A critical period for the role of thyroid hormone in development of renal alpha-adrenergic receptors.

Published

Journal Article

Adrenergic input influences renal cell replication/differentiation and the development of excretory function. Kidney cells make adrenoceptors before the arrival of the majority of nerve terminals, and the current study examines whether thyroid hormone plays a role in receptor development. Propylthiouracil (PTU) was given to pregnant and neonatal rats from gestational d 17 through postnatal d 5, a treatment that obtunds thyroid hormone levels throughout the first 2-3 wk postpartum. The PTU group showed significant deficits in the number of alpha1-receptors, and values resolved to normal in parallel with hormone level recovery. The effects were not secondary to alterations in cell differentiation or growth. as the period of receptor abnormalities did not correspond to that of growth inhibition. Similarly, the effects were selective for the alpha1-receptor, as no comparable effects were seen for total membrane protein or for alpha2-receptors. The role of thyroid hormone in alpha1-receptor ontogeny involved a critical developmental window; later in development neither treatment with PTU nor with large doses of thyroid hormone had any impact on alpha1-receptors. Studies of mRNAs encoding the alpha1-receptor subtypes indicated that hypothyroidism targets the alpha1a-subtype, which has been implicated in the transduction of neurotrophic signals; alpha1a-receptor mRNA also showed the largest proportional developmental increase compared with those encoding other alpha1-subtypes. Accordingly, thyroid hormone is likely to set the stage for the subsequent trophic control of renal development by neural input, and hypothyroidism during this critical window can be expected to result in abnormal renal functional development and increased perinatal risk.

Full Text

Duke Authors

Cited Authors

  • Tan, JP; Seidler, FJ; Schwinn, DA; Page, SO; Slotkin, TA

Published Date

  • July 1997

Published In

Volume / Issue

  • 42 / 1

Start / End Page

  • 93 - 102

PubMed ID

  • 9212043

Pubmed Central ID

  • 9212043

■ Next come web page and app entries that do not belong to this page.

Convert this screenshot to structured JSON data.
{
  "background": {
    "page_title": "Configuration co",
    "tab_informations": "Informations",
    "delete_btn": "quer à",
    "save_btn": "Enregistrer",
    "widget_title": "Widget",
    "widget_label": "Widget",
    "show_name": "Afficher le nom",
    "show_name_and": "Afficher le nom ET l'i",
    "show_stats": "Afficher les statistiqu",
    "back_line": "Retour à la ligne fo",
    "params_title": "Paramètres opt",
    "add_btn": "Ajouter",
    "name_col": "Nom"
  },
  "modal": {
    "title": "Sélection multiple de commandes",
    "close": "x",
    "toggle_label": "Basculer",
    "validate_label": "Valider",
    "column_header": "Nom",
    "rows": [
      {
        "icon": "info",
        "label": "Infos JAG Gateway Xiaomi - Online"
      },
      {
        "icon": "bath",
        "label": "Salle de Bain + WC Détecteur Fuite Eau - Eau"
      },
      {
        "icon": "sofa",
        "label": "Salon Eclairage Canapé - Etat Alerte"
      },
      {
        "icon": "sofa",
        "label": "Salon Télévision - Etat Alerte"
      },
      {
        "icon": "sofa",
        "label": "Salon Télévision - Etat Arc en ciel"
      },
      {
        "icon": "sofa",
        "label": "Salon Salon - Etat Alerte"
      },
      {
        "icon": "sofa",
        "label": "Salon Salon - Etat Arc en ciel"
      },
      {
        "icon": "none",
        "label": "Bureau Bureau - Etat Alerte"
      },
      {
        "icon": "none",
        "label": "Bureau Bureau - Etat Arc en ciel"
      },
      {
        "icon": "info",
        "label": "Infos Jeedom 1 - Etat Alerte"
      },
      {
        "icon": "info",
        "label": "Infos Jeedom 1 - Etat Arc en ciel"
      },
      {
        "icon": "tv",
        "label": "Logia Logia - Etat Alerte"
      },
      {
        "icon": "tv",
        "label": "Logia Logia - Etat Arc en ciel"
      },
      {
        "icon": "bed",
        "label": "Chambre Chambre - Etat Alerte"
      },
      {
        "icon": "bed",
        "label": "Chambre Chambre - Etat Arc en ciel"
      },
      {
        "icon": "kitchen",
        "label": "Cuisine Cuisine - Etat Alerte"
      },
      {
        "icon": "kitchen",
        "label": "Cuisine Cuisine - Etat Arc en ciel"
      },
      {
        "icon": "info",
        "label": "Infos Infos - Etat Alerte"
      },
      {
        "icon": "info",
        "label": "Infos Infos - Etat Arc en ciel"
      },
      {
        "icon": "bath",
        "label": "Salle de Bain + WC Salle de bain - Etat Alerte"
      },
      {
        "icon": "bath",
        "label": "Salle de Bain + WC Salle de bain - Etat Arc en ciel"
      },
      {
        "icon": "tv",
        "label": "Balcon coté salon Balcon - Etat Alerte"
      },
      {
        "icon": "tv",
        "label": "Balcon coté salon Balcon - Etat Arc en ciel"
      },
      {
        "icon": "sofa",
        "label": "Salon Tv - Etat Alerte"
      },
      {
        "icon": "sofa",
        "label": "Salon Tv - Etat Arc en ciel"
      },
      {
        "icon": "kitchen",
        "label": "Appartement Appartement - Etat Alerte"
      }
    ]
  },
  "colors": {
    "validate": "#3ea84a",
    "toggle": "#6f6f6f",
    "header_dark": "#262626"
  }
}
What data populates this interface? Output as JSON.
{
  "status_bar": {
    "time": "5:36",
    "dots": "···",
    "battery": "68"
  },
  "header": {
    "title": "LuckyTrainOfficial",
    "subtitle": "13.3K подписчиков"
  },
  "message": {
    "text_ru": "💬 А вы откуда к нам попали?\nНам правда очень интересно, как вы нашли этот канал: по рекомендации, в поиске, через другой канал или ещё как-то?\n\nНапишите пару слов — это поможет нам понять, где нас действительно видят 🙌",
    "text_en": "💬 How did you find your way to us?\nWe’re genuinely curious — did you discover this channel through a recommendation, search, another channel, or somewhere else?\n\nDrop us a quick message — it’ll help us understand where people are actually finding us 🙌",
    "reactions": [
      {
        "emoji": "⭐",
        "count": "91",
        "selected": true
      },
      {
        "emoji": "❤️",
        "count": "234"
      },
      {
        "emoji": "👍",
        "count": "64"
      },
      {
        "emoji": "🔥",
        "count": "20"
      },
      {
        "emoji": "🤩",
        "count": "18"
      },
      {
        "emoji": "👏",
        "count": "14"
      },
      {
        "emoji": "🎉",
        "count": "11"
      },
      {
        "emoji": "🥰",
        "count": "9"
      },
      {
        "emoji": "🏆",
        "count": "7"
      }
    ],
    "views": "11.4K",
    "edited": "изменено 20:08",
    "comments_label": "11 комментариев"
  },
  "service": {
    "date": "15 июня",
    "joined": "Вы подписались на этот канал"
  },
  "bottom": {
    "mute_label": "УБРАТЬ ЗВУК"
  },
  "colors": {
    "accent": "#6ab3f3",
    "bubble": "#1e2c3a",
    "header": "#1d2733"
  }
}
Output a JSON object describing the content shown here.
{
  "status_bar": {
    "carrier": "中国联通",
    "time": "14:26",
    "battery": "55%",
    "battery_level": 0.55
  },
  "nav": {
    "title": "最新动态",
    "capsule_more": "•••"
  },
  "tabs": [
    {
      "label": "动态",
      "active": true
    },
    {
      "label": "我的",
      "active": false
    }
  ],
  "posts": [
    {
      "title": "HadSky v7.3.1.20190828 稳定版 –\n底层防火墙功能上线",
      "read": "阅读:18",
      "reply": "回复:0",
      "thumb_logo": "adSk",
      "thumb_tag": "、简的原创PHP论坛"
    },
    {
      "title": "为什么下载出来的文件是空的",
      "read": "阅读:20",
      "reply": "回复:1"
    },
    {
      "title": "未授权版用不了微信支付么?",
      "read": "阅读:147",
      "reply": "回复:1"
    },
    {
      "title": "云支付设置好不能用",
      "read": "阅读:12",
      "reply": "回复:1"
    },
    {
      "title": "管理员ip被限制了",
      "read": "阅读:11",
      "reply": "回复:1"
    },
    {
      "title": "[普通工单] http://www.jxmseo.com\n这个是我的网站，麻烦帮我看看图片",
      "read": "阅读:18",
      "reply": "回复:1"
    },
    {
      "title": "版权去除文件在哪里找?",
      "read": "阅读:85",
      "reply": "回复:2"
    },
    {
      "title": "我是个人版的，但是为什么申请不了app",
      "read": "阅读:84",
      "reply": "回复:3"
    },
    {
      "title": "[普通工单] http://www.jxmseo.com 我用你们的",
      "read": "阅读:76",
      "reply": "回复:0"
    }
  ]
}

International Standard Serial Number (ISSN)

  • 0031-3998

Digital Object Identifier (DOI)

  • 10.1203/00006450-199707000-00015

Language

  • eng

Conference Location

  • United States